I research the ethics of new technologies. We failed to use several past technological advances ethically, such as nuclear and chemical weapons. As technology progresses further, ethical analysis is of increasing urgency. The central issue I address with my research is the tension between the high desirability and extreme risks of new technologies.
For instance, if humanity ever develops a safe drug that dramatically increases co-operation between individuals, should we all use it? Technologies that improve moral behaviour – moral enhancement – seem desirable. However, my research indicates they could backfire. I currently research moral enhancement’s risks related to personal identity, moral status, and complexity, while developing a virtue-oriented safety framework that addresses such risks. Next, I will turn my analysis to two other emerging technologies, worker enhancement and AI.
During my doctoral research, I focused on the long-term risks of attempting to improve human moral dispositions – that is, moral enhancement – and on developing frameworks to avoid those risks. During my doctorate, I co-authored a publication at the Cambridge Quarterly of Healthcare Ethics investigating the societal effects of moral enhancement using social simulations.
In my current post-doctoral fellowship, I have published four articles and have a fifth in review in academic journals. A publication at the Journal of Medical Ethics addresses a new critique of moral enhancement that deems it unnecessary given we have traditional means of moral progress. I argued this critique makes overly bold assumptions about moral progress; for instance, it overstates the case for moral progress driving a decrease in violence. An article published at Neuroethics argues that moral traits are unusually fragile, and consequently that moral enhancement is risky. An article at AJOB Neuroscience develops desiderata for a framework for moral enhancement to deal with these risks, compares potential frameworks, and concludes that common proposals fare poorly. In the Journal of Value Inquiry, I argue that although the creation of drastically better persons might be desirable, it is undermined by the fact that these individuals might not be our psychological continuants. Many intuitively agree with the claim that human morality is unusually complex, another submitted article formalises and defends this claim.
I am working on three more articles, the first two will be submitted in a few months. The present world affected by a pandemic stands more divided than before, not only precluding an expedient crisis response, but also the development of global and national social compacts that could address future threats. I am writing a manuscript analysing the recent decadal increase in social division, the erosion of the democratic social compact and their interaction with the COVID-19 pandemic. I will propose two avenues for solutions informed by moral psychology: traditional institutional reform and technological interventions.
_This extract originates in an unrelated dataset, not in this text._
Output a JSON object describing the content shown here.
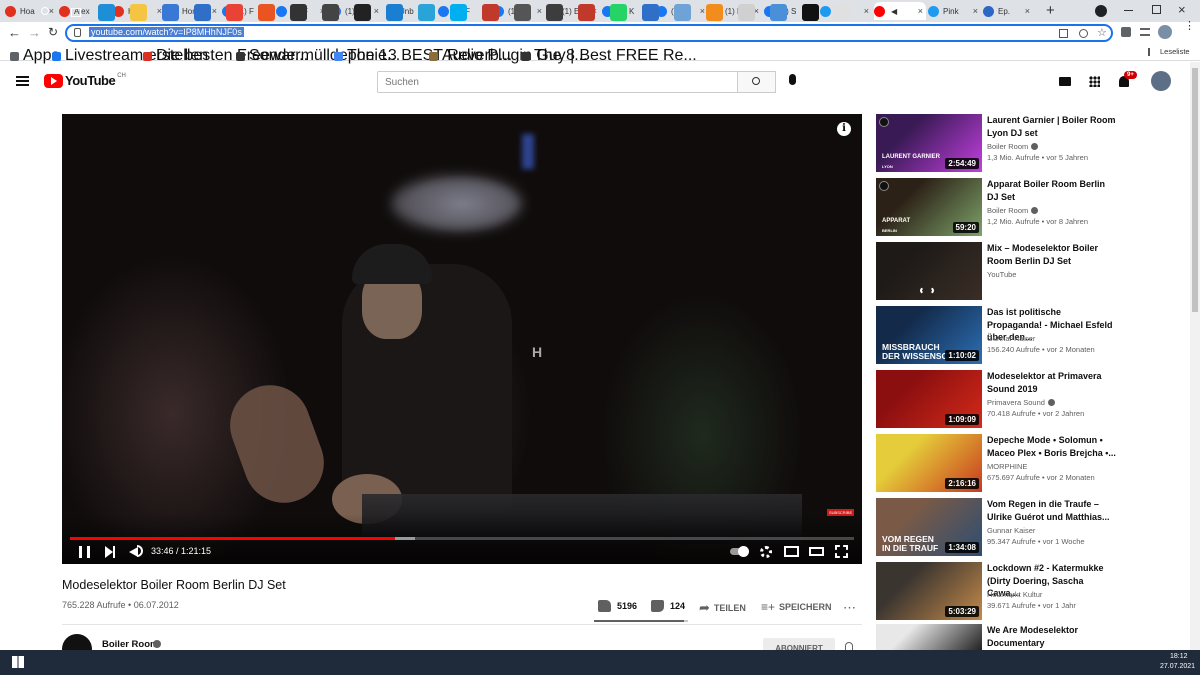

A second manuscript, whose draft was invited for submission at the Israel Law Review, will argue that weaponised enhancement technologies could be used in future wars against enemy combatants in morally abhorrent ways that would, nevertheless, elude current just war theories. Many transformative technologies were first developed by the military. If weaponised enhancements can be used as an effective and cheap way to achieve the aims of wars, they are likely to be deployed once they become feasible. I will propose grounds for restricting their usage that could motivate extensions to current war conventions.
Drastic enhancements can harm personal identity, but the reasons for enhancing can outweigh these harms. The harms to personal identity affect individual interests alone, while many of the benefits of enhancement are impersonal. In a third manuscript, I will analyse a range of cases beyond enhancement, suggest how to balance harms to identity with impersonal benefits, and their implications to normative ethics and metaphysics.
After this first stage of research, I will work on the ethics of AI safety and worker enhancement. Developing powerful AI poses a plethora of design challenges, from formal architecture constraints to sample data selection. Foremost among them is how to guarantee these artificial agents will behave morally, especially if they come to surpass human capabilities. I will develop a virtue framework particularly suited for dealing with the problem of imbuing artificial agents with morality. Grounding these agents on virtues can prevent them from diverging from human values even if they undergo unguided learning and recurrent self-improvement. Focusing on virtues has three key advantages. Virtues are inherently designed to inculcate agents with morality. They are empirically grounded, fitting well with neuroscientific data, thus they would depart the least from human values. Finally, they have modest theoretical commitments, thus they do not exacerbate the risks involved in using a specific theory of the good as a guide in the presence of theoretical moral uncertainty. Additionally, my considerations on the risks of creating supra-persons can also reveal unexplored issues of creating superintelligent artificial agents, even if their moral capacities radically surpass ours.
Various forms of enhancements are already being used to enhance work performance, with a prevalence of one in five in medical and academic professionals. Should these drugs be prescribed for worker enhancement? Should employees conduct drug tests banning their usage? What are the consequences of the current unregulated market? These questions touch on issues ranging from the nature of the doctor-patient relationship in medical enhancement to equality of opportunity. I will argue that allowing, or even requesting enhancements to meet job requirements that are also virtues is a superior alternative to the current unregulated market.